We don't have that ability with the creators of manga. No one called up Akira Toriyama and asked him about Dr. Slump when Viz announced it last week. But this is an important series that was a huge hit in Japan and was what Toriyama did prior to Dragonball and Dragonball Z. Therefore it should be a big story. If Toriyama were an American artist, he'd be talking about Dr. Slump on every news site. Because the creators are in Japan (and also because the work is often quite old by the time it gets to the U.S.), there's a disconnect. Even if you could get Toriyama on the phone, he probably wouldn't be able to talk with ease about the manga publishing scene in the U.S. -- whereas Mark Millar or Brian Bendis can and will talk about the American comics publishing scene.

2. Inaccessible fanbase. I think it should be obvious that the fans of manga are not the fans of American comics, although the two groups overlap. When you see a 12 year-old-girl sitting in the aisle at Borders reading Kodocha, you know you aren't looking at a reader of The Comics Journal or Newsarama or Pulse or CBG. Furthermore, even if you could reach that reader, would she care very much about the ins and outs of the manga business. I remember when I was younger reading The Comics Journal, I was flabbergasted that they had so many stories about distributors. I couldn't imagine who wanted to know this arcana. I feel differently now, but I can see how it may be that a lot of manga fans probably just don't care about most industry information, even if they could get it.

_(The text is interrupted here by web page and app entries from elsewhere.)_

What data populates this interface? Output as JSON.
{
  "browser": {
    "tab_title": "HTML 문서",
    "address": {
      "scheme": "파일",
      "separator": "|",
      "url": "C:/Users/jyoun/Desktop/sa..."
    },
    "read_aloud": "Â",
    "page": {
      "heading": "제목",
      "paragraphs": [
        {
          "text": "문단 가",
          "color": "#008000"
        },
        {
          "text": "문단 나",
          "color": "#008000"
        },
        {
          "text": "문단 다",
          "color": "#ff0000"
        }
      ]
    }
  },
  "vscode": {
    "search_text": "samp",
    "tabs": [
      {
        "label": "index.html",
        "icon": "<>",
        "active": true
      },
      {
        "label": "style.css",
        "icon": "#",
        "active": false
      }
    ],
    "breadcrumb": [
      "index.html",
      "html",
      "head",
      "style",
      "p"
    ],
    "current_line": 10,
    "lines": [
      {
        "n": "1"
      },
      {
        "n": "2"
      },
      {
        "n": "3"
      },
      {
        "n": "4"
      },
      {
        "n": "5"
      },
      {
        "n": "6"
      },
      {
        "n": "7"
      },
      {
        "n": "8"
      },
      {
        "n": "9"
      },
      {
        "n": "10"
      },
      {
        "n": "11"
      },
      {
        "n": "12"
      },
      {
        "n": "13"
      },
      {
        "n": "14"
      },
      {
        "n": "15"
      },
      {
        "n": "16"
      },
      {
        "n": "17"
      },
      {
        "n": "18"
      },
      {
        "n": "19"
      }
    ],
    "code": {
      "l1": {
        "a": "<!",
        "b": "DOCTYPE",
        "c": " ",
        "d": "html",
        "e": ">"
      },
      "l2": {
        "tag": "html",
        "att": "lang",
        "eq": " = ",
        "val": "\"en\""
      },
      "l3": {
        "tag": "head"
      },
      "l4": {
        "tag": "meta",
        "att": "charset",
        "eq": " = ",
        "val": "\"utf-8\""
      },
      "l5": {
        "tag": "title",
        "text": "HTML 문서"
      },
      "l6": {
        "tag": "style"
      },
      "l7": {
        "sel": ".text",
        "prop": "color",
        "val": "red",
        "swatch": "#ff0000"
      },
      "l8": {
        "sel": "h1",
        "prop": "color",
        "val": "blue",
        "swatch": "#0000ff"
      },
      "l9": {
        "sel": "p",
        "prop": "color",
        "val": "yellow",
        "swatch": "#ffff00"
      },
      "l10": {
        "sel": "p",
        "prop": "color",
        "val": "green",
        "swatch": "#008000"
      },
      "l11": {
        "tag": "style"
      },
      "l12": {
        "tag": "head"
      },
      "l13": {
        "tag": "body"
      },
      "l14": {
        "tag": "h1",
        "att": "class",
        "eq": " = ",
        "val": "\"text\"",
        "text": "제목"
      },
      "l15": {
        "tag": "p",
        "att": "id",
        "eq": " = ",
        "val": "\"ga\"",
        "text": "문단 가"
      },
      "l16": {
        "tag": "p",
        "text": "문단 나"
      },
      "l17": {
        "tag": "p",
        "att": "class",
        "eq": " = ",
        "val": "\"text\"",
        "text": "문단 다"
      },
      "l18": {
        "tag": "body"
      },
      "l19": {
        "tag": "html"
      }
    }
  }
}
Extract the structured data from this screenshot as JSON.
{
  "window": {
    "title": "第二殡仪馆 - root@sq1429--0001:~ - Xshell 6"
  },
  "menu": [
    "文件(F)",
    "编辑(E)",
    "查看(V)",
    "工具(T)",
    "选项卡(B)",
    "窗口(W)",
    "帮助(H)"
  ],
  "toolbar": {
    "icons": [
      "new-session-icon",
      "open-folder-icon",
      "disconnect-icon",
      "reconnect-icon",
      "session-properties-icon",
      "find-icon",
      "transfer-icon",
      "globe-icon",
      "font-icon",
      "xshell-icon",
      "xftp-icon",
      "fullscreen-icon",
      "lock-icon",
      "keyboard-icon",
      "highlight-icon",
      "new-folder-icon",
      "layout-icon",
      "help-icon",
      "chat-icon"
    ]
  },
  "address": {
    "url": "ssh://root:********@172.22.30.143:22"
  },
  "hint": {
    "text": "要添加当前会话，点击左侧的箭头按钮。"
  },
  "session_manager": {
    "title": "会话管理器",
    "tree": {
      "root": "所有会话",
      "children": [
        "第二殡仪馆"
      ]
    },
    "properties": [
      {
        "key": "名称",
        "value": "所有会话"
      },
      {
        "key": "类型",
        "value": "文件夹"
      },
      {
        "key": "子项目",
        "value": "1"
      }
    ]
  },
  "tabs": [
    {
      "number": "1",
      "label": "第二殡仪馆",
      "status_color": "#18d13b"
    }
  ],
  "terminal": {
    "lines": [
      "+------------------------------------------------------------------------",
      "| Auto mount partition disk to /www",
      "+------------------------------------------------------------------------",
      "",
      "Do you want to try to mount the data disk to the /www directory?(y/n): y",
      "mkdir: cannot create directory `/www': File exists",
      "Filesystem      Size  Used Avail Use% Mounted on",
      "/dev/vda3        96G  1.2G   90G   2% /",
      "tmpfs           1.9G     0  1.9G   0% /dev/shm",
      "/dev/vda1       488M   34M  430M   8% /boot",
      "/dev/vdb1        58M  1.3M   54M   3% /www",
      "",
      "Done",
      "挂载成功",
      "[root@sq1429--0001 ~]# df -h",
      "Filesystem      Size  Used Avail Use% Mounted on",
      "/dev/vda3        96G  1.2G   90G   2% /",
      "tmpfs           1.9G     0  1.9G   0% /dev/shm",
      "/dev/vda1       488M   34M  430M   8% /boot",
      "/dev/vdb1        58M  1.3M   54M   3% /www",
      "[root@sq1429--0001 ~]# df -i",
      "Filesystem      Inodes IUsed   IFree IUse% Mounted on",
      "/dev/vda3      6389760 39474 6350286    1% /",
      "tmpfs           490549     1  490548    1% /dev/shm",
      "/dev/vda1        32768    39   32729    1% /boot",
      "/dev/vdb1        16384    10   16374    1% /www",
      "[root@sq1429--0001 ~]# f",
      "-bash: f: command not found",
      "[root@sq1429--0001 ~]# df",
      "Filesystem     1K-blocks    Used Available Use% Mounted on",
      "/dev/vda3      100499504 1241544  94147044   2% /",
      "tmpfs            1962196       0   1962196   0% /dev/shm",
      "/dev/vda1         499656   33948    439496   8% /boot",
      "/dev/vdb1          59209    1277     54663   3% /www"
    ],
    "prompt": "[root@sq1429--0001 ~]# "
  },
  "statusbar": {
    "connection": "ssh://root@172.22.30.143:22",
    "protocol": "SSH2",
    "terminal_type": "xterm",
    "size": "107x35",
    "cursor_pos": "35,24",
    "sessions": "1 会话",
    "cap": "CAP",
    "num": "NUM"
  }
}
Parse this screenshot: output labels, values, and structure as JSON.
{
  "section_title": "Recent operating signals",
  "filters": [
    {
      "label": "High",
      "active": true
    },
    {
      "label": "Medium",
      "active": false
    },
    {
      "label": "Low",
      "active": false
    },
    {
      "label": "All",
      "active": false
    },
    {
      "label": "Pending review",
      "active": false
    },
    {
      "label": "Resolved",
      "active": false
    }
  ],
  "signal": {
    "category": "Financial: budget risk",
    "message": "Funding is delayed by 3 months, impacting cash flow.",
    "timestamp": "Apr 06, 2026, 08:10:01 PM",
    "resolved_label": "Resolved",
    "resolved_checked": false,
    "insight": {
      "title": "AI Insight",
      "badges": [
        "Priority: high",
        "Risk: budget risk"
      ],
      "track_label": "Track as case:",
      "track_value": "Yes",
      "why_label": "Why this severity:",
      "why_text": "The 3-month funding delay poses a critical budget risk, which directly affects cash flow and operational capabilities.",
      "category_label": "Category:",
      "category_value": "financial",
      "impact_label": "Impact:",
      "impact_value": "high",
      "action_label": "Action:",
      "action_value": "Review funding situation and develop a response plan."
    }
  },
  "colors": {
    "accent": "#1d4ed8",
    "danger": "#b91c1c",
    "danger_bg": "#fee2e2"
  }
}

This will change as more American manga becomes successful -- giving fans more news access to creators and giving fan-creators more of a reason to be interested in the industry.